Governor J.B. Pritzker

On November 8, 2021, Governor J.B. Pritzker signed into law an amendment to the Illinois Health Care Right of Conscience Act (the Act) that will prevent employees from relying on the Act to avoid employer COVID-19 vaccine or testing mandates. The amendment goes into effect on June 1, 2022.

Overview of the Illinois Health Care Right of Conscience Act

The Act was first passed in 1977 and was meant to protect from discrimination health care workers who participated in, or refused to participate in, the delivery or receipt of health care services that were “contrary to their conscience.”

Recently, however, some non-health care workers in Illinois have relied on the Act to claim an exemption from their employers’ COVID-19 vaccination or testing requirements based on the Act’s broad language prohibiting discrimination “against any person in any manner” who refuses to “obtain, receive or accept” health care services or medical care.

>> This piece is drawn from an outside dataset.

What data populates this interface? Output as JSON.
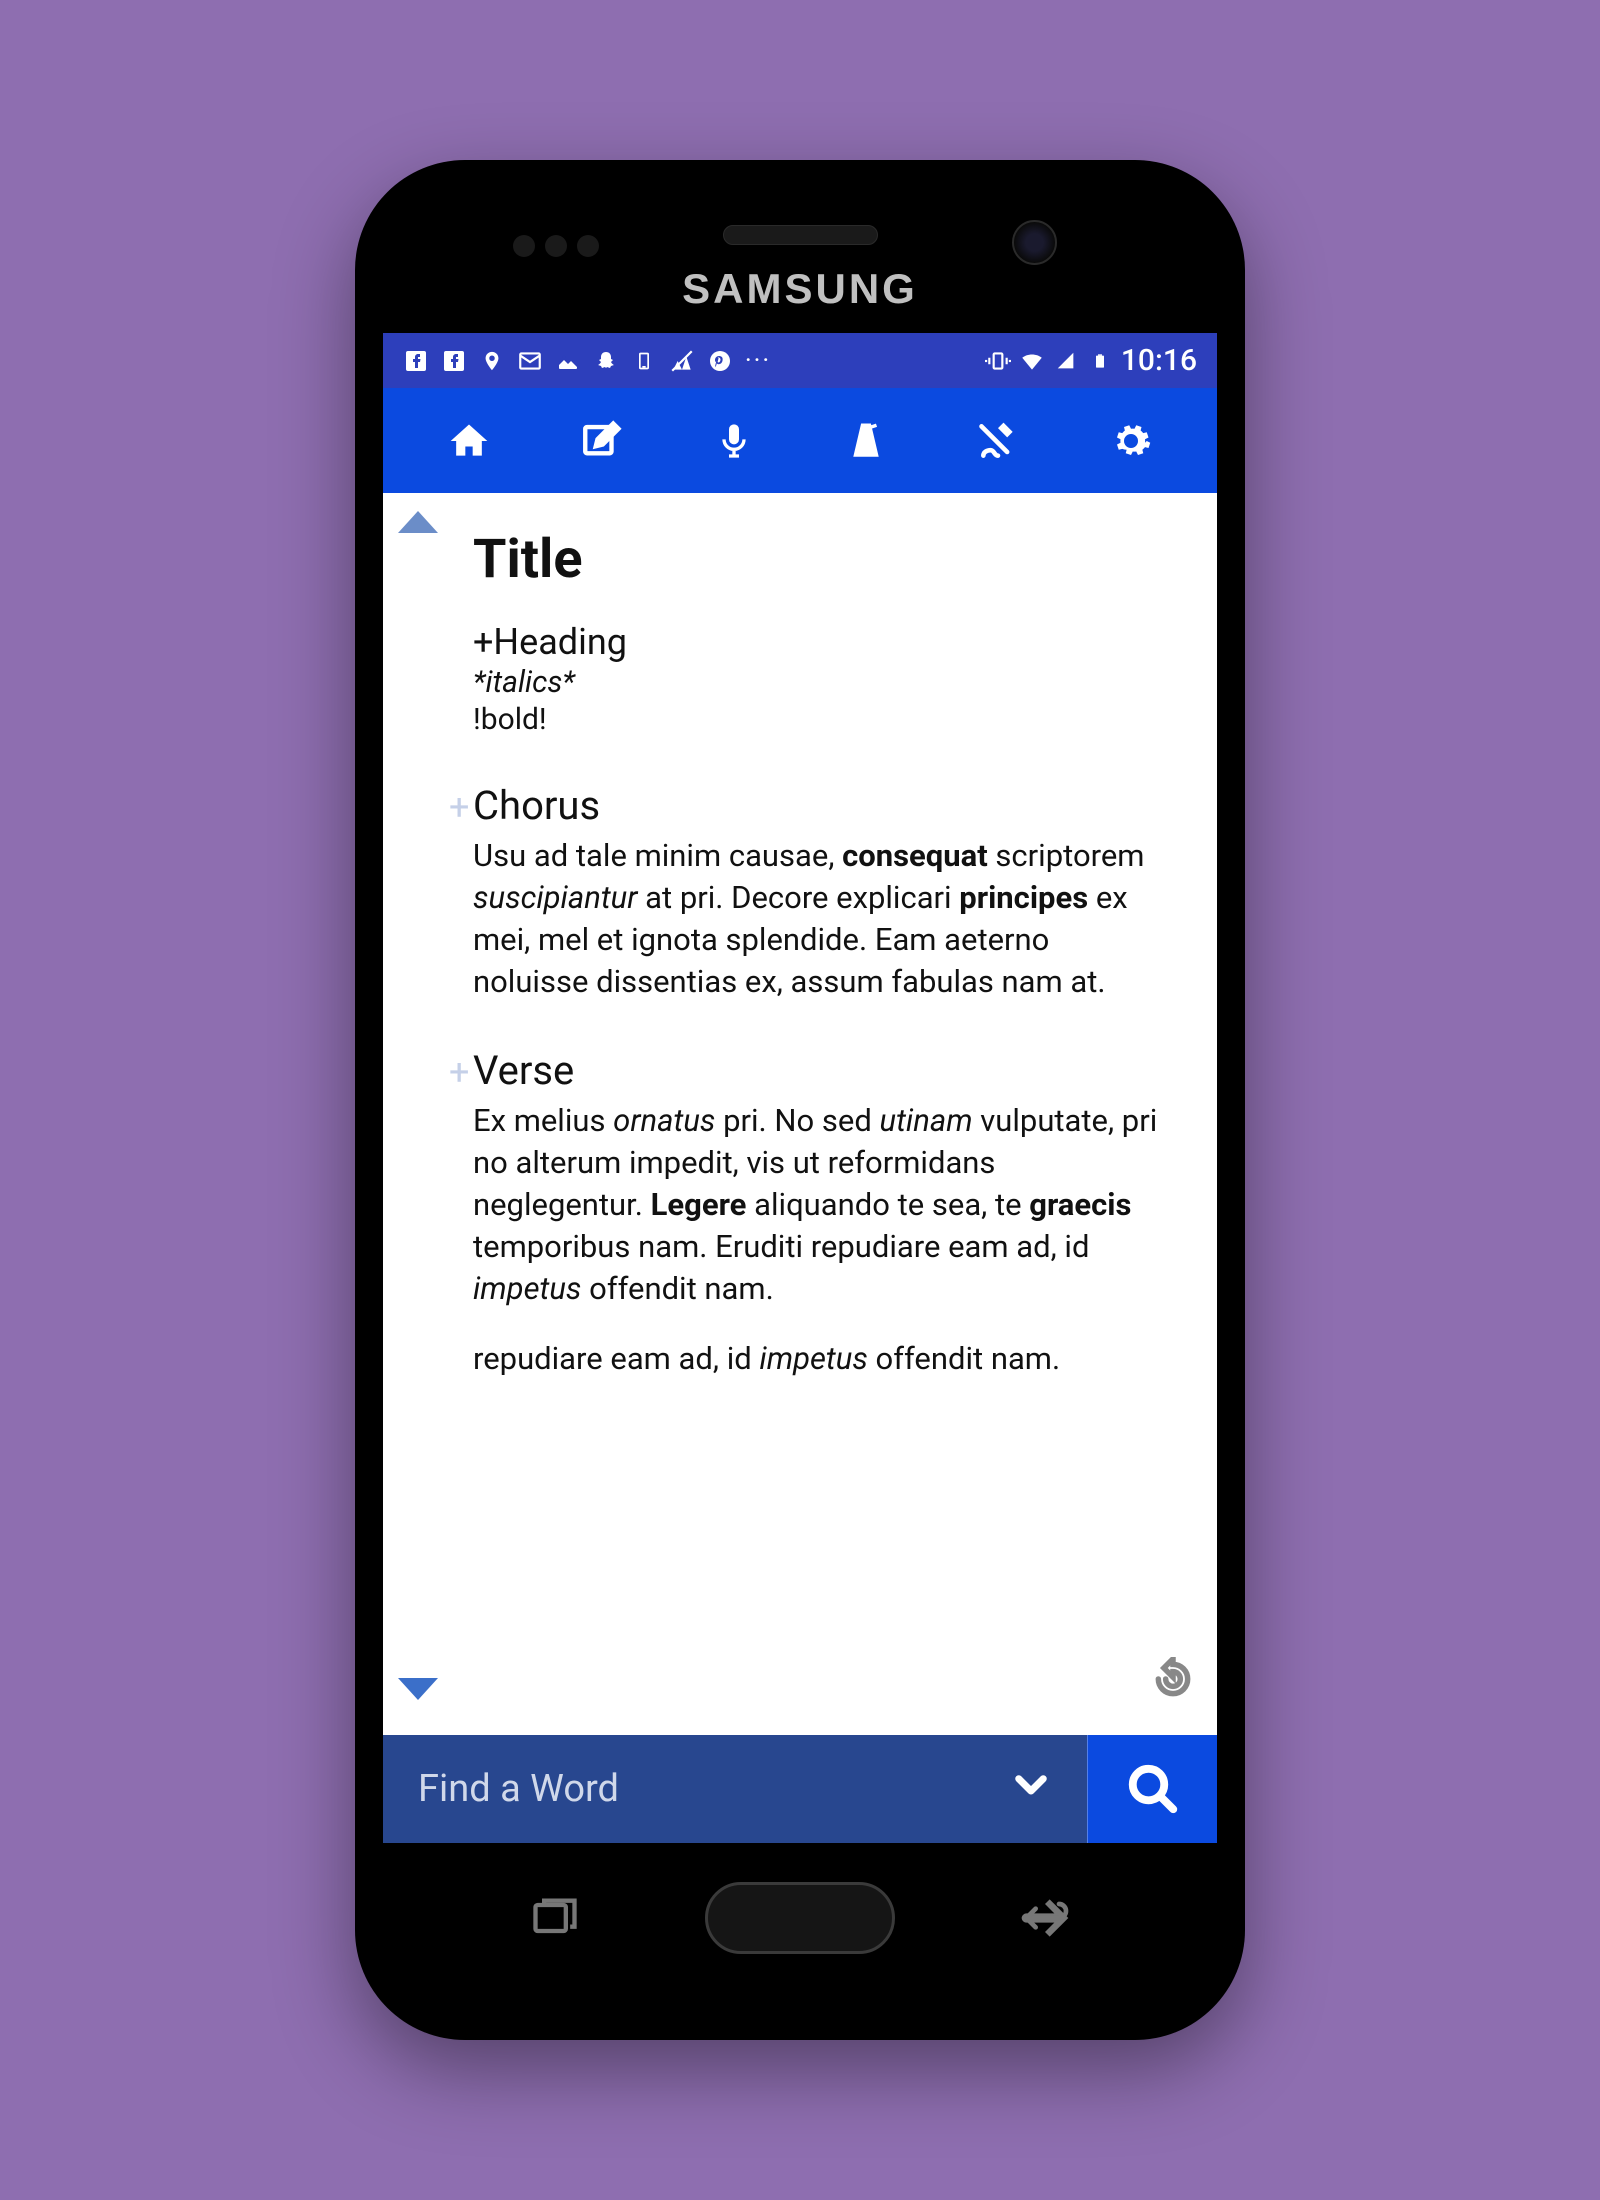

In fact, several lawsuits have recently been filed by employees claiming that their employers’ policies violate the Act.
Continue Reading Illinois limits conscience-based vaccine objections, while other states allow them

On May 31, 2021, the Illinois legislature passed SB 672, a bill that amends the Illinois Freedom to Work Act, the state’s non-compete statute. Governor J.B. Pritzker is expected to sign the bill into law. SB 672 would apply to restrictive covenant agreements entered into after January 1, 2022, and introduces a number of new restrictions on not only non-compete covenants, but also employee and customer non-solicitation covenants.

One of the most significant aspects of the bill is that it codifies the rule set forth in Fifield v. Premier Dealer Services, Inc., 2013 IL App (1st) 120327, which held that continued employment is not sufficient consideration for a restrictive covenant unless the employee remains employed for at least two years. Under SB 672, a restrictive covenant is supported by “adequate consideration” if (1) the employee worked for the employer for at least two years after signing a restrictive covenant agreement, or (2) the employer otherwise provided consideration adequate to support the restrictive covenant agreement, “which consideration can consist of a period of employment plus additional professional or financial benefits or merely professional or financial benefits adequate by themselves.” The bill does not define what type or amount of “professional or financial benefits” would be adequate.Continue Reading Illinois’ new non-compete restrictions expected to become law

Illinois officially has made it easier for certain workers who contract COVID-19 to claim it is an occupational disease for purposes of collecting workers’ compensation. On June 5, 2020, Illinois Governor J.B. Pritzker signed into law House Bill 2455, which amends the Illinois Workers’ Occupational Diseases Act (820 ILCS 310/et seq.) with respect to such claims.

In April 2020, the Illinois Workers’ Compensation Commission passed an emergency rule creating this same rebuttable presumption, but quickly withdrew the rule after it was challenged in court.

This amendment (codified as Public Act 0633) creates a rebuttable presumption that the exposure to and contraction of COVID-19 by a “COVID-19 first responder or front-line worker” arises out of and in the course of the employee’s employment, and is causally connected to the hazards or exposures of the employee’s employment.
Continue Reading It’s official: Illinois law presumes COVID-19 is a workplace injury for essential workers

On March 20, 2020, Illinois Governor J.B. Pritzker issued an executive order directing all Illinois residents to “stay at home.”  The order goes into effect on Saturday, March 21, 2020 at 5 p.m. (CT), and lasts through April 7, 2020.  Illinois now joins the ranks of California and New York, which have issued similar “stay at home” orders.

Under the order, all “non-essential” businesses must stop operating except with respect to minimum basic operations or operations consisting of individuals working from home.  “Minimum basic operations” consist of the minimum necessary activities to maintain the value of the business’s inventory, preserve the condition of the business’s physical plant and equipment, ensure security, process payroll and employee benefits, or for related functions.  To the extent employees must still work, businesses must ensure they comply with social distancing requirements:

  • Designate six-foot distances with signage, tape, or by other means, to ensure employees and customers waiting in line maintain appropriate distances from one another;
  • Make hand sanitizer and sanitizing products readily available for employees and customers;
  • Implement separate operating hours for elderly and vulnerable customers; and
  • Post online whether a facility is open, and how best to reach the facility and continue services by phone or remotely.

Continue Reading Illinois governor issues “stay at home” order in response to COVID-19